Stored data
=== Section Start ===

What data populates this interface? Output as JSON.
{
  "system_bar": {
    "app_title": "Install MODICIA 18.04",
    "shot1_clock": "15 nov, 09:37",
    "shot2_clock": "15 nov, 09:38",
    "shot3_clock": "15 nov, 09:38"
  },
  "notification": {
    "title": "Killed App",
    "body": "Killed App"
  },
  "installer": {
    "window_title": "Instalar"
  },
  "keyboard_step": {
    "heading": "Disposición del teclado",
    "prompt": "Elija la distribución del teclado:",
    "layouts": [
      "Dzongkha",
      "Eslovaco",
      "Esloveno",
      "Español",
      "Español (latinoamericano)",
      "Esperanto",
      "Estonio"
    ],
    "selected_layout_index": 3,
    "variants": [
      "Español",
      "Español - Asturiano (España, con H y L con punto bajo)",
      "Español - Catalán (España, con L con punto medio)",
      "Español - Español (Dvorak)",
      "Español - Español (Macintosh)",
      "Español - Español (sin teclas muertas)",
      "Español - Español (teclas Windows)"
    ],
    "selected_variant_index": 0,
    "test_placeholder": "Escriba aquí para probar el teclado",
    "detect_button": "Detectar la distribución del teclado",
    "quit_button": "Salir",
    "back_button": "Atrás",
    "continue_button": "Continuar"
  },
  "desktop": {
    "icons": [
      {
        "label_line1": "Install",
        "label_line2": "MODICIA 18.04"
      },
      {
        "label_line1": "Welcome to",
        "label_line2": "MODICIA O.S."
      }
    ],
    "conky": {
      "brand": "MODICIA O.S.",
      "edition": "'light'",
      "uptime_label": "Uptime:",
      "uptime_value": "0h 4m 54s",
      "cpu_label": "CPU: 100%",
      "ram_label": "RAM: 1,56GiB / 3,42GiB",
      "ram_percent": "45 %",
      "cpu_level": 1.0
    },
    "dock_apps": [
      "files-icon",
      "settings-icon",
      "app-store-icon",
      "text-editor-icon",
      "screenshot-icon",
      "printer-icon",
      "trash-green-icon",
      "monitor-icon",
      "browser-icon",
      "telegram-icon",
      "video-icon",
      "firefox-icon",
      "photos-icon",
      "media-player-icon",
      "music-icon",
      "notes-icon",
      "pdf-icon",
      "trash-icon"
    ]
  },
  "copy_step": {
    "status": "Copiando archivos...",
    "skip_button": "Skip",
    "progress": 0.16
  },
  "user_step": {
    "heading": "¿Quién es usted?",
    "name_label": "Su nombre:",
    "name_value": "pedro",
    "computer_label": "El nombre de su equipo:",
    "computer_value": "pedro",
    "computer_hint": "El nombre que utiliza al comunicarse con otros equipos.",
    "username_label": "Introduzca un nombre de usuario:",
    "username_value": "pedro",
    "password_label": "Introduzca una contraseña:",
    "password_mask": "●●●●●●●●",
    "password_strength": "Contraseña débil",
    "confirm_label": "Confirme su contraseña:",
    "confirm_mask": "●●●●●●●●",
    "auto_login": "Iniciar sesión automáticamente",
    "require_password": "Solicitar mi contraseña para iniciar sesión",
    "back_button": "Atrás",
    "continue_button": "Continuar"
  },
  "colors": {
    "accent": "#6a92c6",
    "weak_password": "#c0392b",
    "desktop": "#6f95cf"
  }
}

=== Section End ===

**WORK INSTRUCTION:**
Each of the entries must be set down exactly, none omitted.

**TASK SOLUTION:**
What data populates this interface? Output as JSON.
{
  "system_bar": {
    "app_title": "Install MODICIA 18.04",
    "shot1_clock": "15 nov, 09:37",
    "shot2_clock": "15 nov, 09:38",
    "shot3_clock": "15 nov, 09:38"
  },
  "notification": {
    "title": "Killed App",
    "body": "Killed App"
  },
  "installer": {
    "window_title": "Instalar"
  },
  "keyboard_step": {
    "heading": "Disposición del teclado",
    "prompt": "Elija la distribución del teclado:",
    "layouts": [
      "Dzongkha",
      "Eslovaco",
      "Esloveno",
      "Español",
      "Español (latinoamericano)",
      "Esperanto",
      "Estonio"
    ],
    "selected_layout_index": 3,
    "variants": [
      "Español",
      "Español - Asturiano (España, con H y L con punto bajo)",
      "Español - Catalán (España, con L con punto medio)",
      "Español - Español (Dvorak)",
      "Español - Español (Macintosh)",
      "Español - Español (sin teclas muertas)",
      "Español - Español (teclas Windows)"
    ],
    "selected_variant_index": 0,
    "test_placeholder": "Escriba aquí para probar el teclado",
    "detect_button": "Detectar la distribución del teclado",
    "quit_button": "Salir",
    "back_button": "Atrás",
    "continue_button": "Continuar"
  },
  "desktop": {
    "icons": [
      {
        "label_line1": "Install",
        "label_line2": "MODICIA 18.04"
      },
      {
        "label_line1": "Welcome to",
        "label_line2": "MODICIA O.S."
      }
    ],
    "conky": {
      "brand": "MODICIA O.S.",
      "edition": "'light'",
      "uptime_label": "Uptime:",
      "uptime_value": "0h 4m 54s",
      "cpu_label": "CPU: 100%",
      "ram_label": "RAM: 1,56GiB / 3,42GiB",
      "ram_percent": "45 %",
      "cpu_level": 1.0
    },
    "dock_apps": [
      "files-icon",
      "settings-icon",
      "app-store-icon",
      "text-editor-icon",
      "screenshot-icon",
      "printer-icon",
      "trash-green-icon",
      "monitor-icon",
      "browser-icon",
      "telegram-icon",
      "video-icon",
      "firefox-icon",
      "photos-icon",
      "media-player-icon",
      "music-icon",
      "notes-icon",
      "pdf-icon",
      "trash-icon"
    ]
  },
  "copy_step": {
    "status": "Copiando archivos...",
    "skip_button": "Skip",
    "progress": 0.16
  },
  "user_step": {
    "heading": "¿Quién es usted?",
    "name_label": "Su nombre:",
    "name_value": "pedro",
    "computer_label": "El nombre de su equipo:",
    "computer_value": "pedro",
    "computer_hint": "El nombre que utiliza al comunicarse con otros equipos.",
    "username_label": "Introduzca un nombre de usuario:",
    "username_value": "pedro",
    "password_label": "Introduzca una contraseña:",
    "password_mask": "●●●●●●●●",
    "password_strength": "Contraseña débil",
    "confirm_label": "Confirme su contraseña:",
    "confirm_mask": "●●●●●●●●",
    "auto_login": "Iniciar sesión automáticamente",
    "require_password": "Solicitar mi contraseña para iniciar sesión",
    "back_button": "Atrás",
    "continue_button": "Continuar"
  },
  "colors": {
    "accent": "#6a92c6",
    "weak_password": "#c0392b",
    "desktop": "#6f95cf"
  }
}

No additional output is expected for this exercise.